On Behalf of | Feb 23, 2024 | Firm News |

Incorporating charitable gifting into your estate plan can help you to support causes and organizations you care about. It’s a way to better ensure that your legacy has a lasting impact, aligning your charitable values with your financial planning.

By understanding the different methods of including charitable gifts in your estate plan, you can make informed decisions that can benefit your other beneficiaries and your chosen charities alike.

Choose an informed vehicle for your charitable gifts

One effective way to incorporate charitable giving into your estate plan is through your will. This straightforward method lets you specify the amount or percentage of your estate you wish to leave to charity. It’s flexible, allowing you to change your mind at any time and doesn’t affect your finances during your lifetime. Bequests can significantly reduce your estate tax burden, potentially leaving more for your beneficiaries.

Another option is setting up a charitable remainder trust (CRT). This allows you to receive income for life or a specified term of years, after which the remainder of the trust goes to your designated charity. CRTs can offer tax benefits, such as a charitable income tax deduction and potential savings on capital gains taxes. This option is particularly attractive if you have highly appreciated assets.

Maximize your tax benefits

Understanding each method’s tax implications is essential to ensure you and your beneficiaries receive the maximum tax benefits from your charitable giving. Donations made through your estate can reduce the size of your taxable estate, potentially lowering estate taxes. If you’re considering large gifts, it might be worth consulting with a financial advisor to navigate the complexities of tax laws and regulations.

Incorporating a donor-advised fund (DAF) into your estate plan is another way to manage your charitable giving efficiently. With a DAF, you can make a charitable contribution, receive an immediate tax deduction and then recommend grants from the fund over time. This option provides flexibility and control over how and when your gifts are distributed, allowing you to respond to changing needs and interests.

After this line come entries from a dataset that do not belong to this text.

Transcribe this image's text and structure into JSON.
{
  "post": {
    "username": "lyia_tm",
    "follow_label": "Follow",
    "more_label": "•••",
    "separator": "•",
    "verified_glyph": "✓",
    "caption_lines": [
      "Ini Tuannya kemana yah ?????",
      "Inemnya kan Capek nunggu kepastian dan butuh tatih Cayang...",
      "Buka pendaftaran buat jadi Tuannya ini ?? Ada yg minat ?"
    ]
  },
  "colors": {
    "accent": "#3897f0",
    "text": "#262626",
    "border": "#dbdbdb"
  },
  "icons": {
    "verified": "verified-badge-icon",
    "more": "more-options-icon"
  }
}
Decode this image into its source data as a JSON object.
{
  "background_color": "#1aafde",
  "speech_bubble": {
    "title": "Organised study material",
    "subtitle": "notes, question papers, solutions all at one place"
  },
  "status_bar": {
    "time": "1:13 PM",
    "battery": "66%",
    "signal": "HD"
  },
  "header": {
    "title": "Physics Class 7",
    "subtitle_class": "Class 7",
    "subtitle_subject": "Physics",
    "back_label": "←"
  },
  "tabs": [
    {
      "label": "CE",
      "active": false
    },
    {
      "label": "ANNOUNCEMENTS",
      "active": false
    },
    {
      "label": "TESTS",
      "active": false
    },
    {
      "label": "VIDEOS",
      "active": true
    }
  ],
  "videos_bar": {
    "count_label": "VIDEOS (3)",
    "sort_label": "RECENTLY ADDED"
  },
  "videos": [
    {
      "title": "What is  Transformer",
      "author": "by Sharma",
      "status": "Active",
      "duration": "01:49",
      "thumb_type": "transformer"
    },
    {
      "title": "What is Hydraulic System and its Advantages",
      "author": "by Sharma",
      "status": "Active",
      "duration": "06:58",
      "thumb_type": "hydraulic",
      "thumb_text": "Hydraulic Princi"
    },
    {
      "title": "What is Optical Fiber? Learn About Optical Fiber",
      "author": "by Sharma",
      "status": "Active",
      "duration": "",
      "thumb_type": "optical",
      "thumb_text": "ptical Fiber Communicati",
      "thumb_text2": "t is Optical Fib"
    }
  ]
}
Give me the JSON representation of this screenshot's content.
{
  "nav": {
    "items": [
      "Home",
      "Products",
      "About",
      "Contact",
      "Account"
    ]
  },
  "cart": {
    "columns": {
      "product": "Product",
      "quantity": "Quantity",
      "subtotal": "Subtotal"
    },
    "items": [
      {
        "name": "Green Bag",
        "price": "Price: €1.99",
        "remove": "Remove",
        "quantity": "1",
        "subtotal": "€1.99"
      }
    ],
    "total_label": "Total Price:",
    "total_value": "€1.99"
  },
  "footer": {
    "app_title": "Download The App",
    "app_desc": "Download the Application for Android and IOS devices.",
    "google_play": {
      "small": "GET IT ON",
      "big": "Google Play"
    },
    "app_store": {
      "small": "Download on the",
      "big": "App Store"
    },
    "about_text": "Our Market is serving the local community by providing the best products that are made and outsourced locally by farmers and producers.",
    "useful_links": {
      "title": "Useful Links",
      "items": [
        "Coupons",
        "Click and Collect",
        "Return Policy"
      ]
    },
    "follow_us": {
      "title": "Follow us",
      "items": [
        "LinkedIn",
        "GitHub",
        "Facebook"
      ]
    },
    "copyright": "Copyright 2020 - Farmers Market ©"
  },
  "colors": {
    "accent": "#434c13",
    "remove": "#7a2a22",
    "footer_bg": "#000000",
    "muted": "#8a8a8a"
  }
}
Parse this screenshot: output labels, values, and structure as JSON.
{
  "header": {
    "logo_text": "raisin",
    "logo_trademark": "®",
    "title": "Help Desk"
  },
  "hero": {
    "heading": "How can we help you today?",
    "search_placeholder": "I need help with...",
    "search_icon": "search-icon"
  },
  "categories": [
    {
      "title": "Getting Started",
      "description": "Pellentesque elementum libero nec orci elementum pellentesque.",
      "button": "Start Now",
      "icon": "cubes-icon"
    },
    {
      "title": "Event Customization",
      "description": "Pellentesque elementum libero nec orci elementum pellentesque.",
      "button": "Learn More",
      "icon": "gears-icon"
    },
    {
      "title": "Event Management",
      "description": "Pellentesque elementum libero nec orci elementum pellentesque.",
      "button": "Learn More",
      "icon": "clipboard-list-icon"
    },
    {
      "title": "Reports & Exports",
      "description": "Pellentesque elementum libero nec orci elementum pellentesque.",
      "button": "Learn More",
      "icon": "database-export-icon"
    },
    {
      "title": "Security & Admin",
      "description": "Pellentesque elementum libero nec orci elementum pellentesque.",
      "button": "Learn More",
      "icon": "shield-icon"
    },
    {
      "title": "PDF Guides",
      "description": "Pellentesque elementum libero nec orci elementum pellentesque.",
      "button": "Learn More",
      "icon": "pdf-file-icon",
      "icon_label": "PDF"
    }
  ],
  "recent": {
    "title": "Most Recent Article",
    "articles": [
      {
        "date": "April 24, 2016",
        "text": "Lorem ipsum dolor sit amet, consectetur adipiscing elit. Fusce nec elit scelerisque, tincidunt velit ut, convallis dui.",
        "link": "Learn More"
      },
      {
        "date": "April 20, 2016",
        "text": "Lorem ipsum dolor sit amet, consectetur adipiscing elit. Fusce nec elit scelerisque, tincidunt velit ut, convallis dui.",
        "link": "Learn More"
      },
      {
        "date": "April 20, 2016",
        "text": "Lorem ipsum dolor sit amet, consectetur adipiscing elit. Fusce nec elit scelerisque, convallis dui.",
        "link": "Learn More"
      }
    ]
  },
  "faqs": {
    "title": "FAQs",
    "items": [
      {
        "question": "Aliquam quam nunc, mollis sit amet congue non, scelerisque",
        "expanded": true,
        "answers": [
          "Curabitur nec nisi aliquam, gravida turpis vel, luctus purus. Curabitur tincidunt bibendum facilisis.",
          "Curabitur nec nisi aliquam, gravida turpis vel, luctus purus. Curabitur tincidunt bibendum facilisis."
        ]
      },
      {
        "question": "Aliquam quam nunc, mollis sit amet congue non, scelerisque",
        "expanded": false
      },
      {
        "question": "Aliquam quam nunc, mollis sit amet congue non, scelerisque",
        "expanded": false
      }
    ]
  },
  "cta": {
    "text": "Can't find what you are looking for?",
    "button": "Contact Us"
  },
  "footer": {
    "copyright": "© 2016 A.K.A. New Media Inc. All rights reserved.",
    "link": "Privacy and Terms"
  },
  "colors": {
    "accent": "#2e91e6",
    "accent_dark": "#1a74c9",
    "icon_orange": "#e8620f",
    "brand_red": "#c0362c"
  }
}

Clear communication is vital when including charitable gifts in your estate plan. Discuss your plans with your family and the receiving organizations to avoid surprises and better ensure that your wishes are understood and respected. Leaving detailed instructions in your will or trust can help prevent misunderstandings and help you to meet your charitable goals.